Going off on a completely unintended tangent, I have always wondered if there is some genetic component that even minutely influences ones psychology in relation to physiology. I recall many years ago while visiting a friend, a good number of his friends kept calling me David because I looked like and had the same mannerisms as this other guy named David that they all knew. I know there are always social influences, but how much is hardwired and can be deduced by just looking at someones physical characteristics?
Somewhat related to that, according to a scientific study that correlated specific characteristics of a persons hand structure and athletic abilities, despite my physical disability (which is not hereditary at all) I have all the genetic markers of a superior physical athlete and supercharged sex machine. Maybe a second opinion is needed?
Ok, no more tangents...

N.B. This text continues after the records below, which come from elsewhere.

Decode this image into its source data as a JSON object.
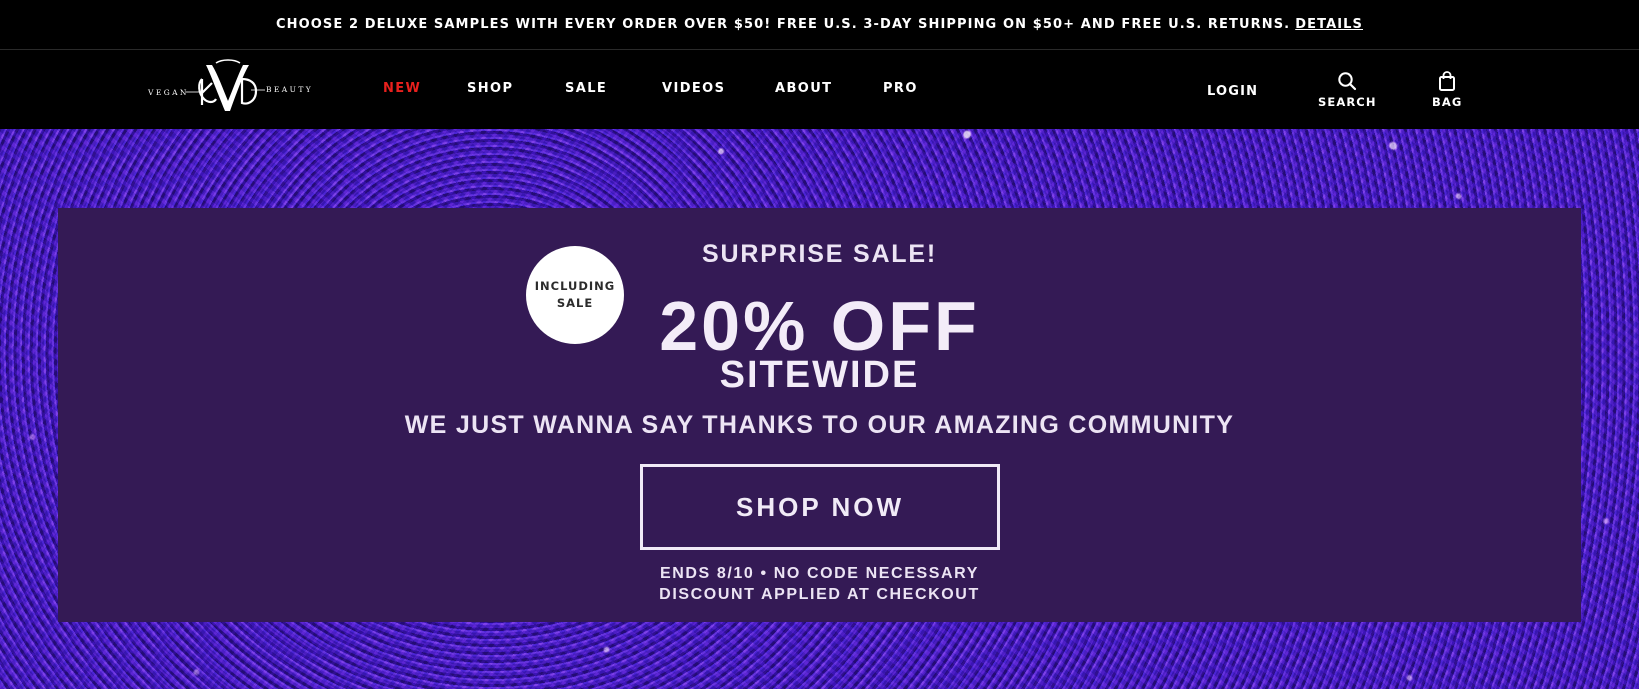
{
  "promo_bar": {
    "text": "CHOOSE 2 DELUXE SAMPLES WITH EVERY ORDER OVER $50! FREE U.S. 3-DAY SHIPPING ON $50+ AND FREE U.S. RETURNS.",
    "link_label": "DETAILS"
  },
  "header": {
    "logo": {
      "left_text": "VEGAN",
      "right_text": "BEAUTY",
      "monogram": "KVD"
    },
    "nav": [
      {
        "label": "NEW",
        "highlight": true
      },
      {
        "label": "SHOP"
      },
      {
        "label": "SALE"
      },
      {
        "label": "VIDEOS"
      },
      {
        "label": "ABOUT"
      },
      {
        "label": "PRO"
      }
    ],
    "utilities": {
      "login_label": "LOGIN",
      "search_label": "SEARCH",
      "search_icon": "search-icon",
      "bag_label": "BAG",
      "bag_icon": "bag-icon"
    }
  },
  "hero": {
    "badge_line1": "INCLUDING",
    "badge_line2": "SALE",
    "eyebrow": "SURPRISE SALE!",
    "headline": "20% OFF",
    "subheadline": "SITEWIDE",
    "tagline": "WE JUST WANNA SAY THANKS TO OUR AMAZING COMMUNITY",
    "cta_label": "SHOP NOW",
    "fine_print_line1": "ENDS 8/10 • NO CODE NECESSARY",
    "fine_print_line2": "DISCOUNT APPLIED AT CHECKOUT"
  },
  "colors": {
    "nav_highlight": "#e8201d",
    "panel_bg": "#341a55",
    "glitter_base": "#4a22a0",
    "text_light": "#f3ecf8"
  }
}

I learned a few new things at the First Aid for the Trail clinic, like the multiple stages of hyperthermia and hypothermia. She discussed the various types of shock which has prompted me to want to learn more about it. Not being in the medical field, from just observations I thought shock was a psychosomatic response to physical trauma. Not so. I really must do more reading.

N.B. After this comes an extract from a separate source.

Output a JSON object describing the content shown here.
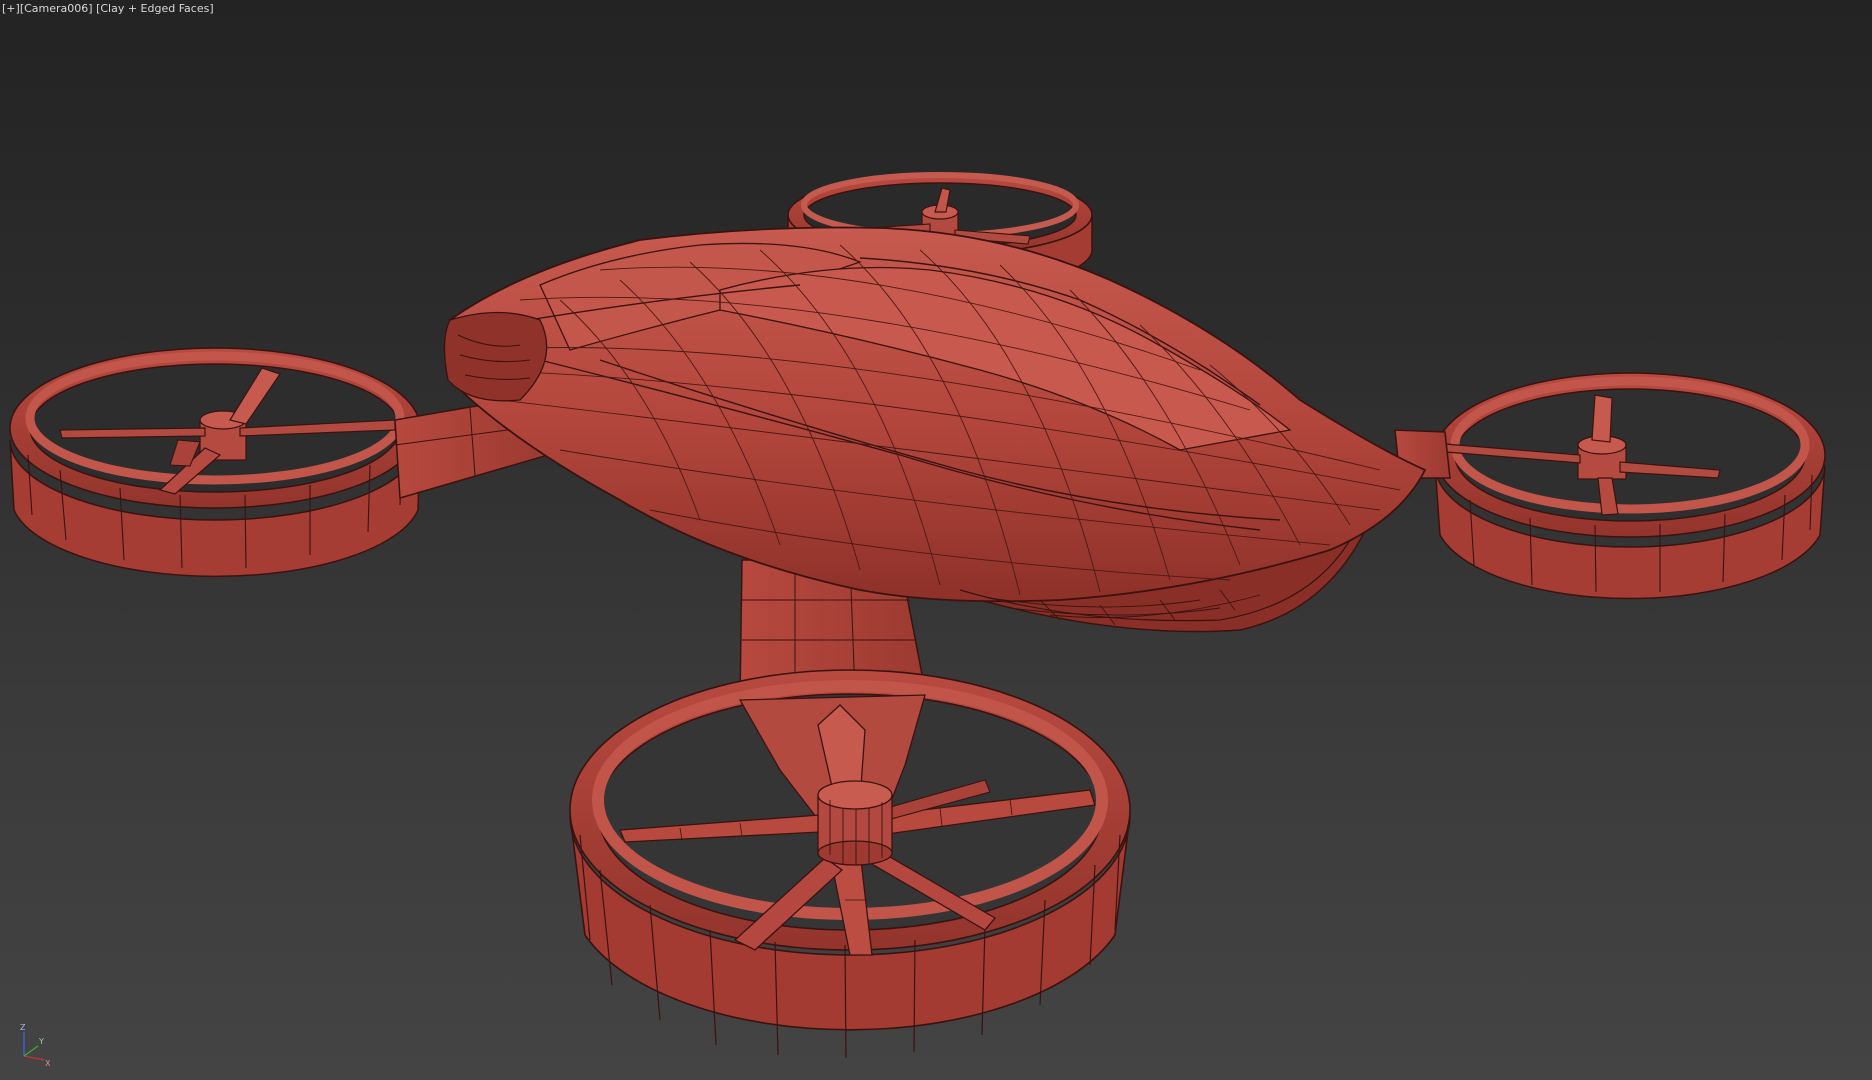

My first aid kits seem to be in order. I have a few different ones depending on where and when I am hiking. My smallest one is just several sizes of band-aids, peroxide spray, antibacterial ointments, latex glove and a compression bandage. It all fits into a poly bag about the size of an index card and it solely for day hikes in areas I know well. I also carry a snake/bug bite kit but all of the professionals I have been talking to lately say that the kits have been pretty proven scientifically to be useless if bitten by a snake. I don't know if that fact applies to bug bites or not. Everything else I need is covered by my massive Swiss army knife.

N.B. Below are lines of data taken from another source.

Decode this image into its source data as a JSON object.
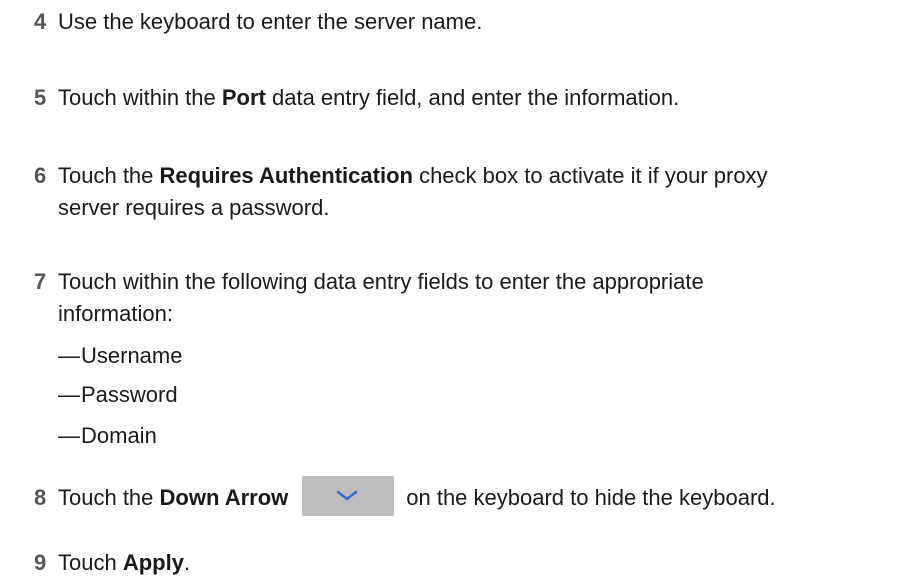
{
  "steps": [
    {
      "num": "4",
      "text": "Use the keyboard to enter the server name."
    },
    {
      "num": "5",
      "pre": "Touch within the ",
      "bold": "Port",
      "post": " data entry field, and enter the information."
    },
    {
      "num": "6",
      "pre": "Touch the ",
      "bold": "Requires Authentication",
      "post": " check box to activate it if your proxy",
      "line2": "server requires a password."
    },
    {
      "num": "7",
      "line1": "Touch within the following data entry fields to enter the appropriate",
      "line2": "information:"
    },
    {
      "num": "8",
      "pre": "Touch the ",
      "bold": "Down Arrow",
      "post": "on the keyboard to hide the keyboard."
    },
    {
      "num": "9",
      "pre": "Touch ",
      "bold": "Apply",
      "post": "."
    }
  ],
  "fields": [
    {
      "dash": "—",
      "label": "Username"
    },
    {
      "dash": "—",
      "label": "Password"
    },
    {
      "dash": "—",
      "label": "Domain"
    }
  ],
  "icons": {
    "down_arrow_key": "chevron-down-icon",
    "down_arrow_color": "#2a6fdb",
    "key_background": "#bdbdbd"
  }
}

Last night was the the "Pack Light, Pack Right" clinic and I went there thinking that wouldn't learn much but I was dead wrong. Since the last time I fully outfitted myself, the newer technologies have made just about everything even lighter. It was a backpackers wet dream and I worked hard to hide my serious state of hiker arousal from all. My outdooring is pretty much limited to full day hikes now so I don't need any major gear anymore but it sure was nice to look at and fondle everything with wanton abandon. With what little was discussed about minimalist day hiking, I did at least come away with the knowledge that I have been doing everything right.
Tonight's is the "Intro to Birding" clinic and I plan to go simply because I don't know a damn thing about our local birds other than the fact that roadrunners are really neat. Lately I am finding the overwhelming need to fill myself up with as much knowledge as possible and this is a good opportunity to indulge that need.
It's a beautiful day today so I'm off for a 5.2 mile hike.